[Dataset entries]

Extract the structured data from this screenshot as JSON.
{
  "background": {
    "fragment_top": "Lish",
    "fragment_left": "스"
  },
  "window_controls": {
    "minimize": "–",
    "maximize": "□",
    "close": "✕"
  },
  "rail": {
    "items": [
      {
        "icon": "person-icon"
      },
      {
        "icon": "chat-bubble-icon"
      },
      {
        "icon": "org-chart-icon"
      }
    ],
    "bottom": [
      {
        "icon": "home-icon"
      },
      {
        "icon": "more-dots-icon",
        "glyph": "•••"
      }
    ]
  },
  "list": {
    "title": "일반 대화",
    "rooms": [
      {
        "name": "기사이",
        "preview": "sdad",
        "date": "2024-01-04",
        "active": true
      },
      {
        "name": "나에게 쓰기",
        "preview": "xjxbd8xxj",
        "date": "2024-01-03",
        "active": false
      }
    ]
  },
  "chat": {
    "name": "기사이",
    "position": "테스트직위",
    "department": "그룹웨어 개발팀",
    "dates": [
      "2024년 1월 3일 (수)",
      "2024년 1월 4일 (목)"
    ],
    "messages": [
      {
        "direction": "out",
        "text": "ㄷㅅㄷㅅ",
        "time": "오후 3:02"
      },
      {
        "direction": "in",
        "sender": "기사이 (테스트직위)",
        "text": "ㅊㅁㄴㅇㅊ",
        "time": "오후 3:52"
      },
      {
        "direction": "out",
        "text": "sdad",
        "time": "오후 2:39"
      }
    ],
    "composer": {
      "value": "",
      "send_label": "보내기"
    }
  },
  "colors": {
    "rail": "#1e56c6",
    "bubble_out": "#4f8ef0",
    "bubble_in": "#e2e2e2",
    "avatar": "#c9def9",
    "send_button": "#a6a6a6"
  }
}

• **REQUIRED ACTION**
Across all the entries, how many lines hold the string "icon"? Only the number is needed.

• **SOLUTION TO THE EXERCISE**
5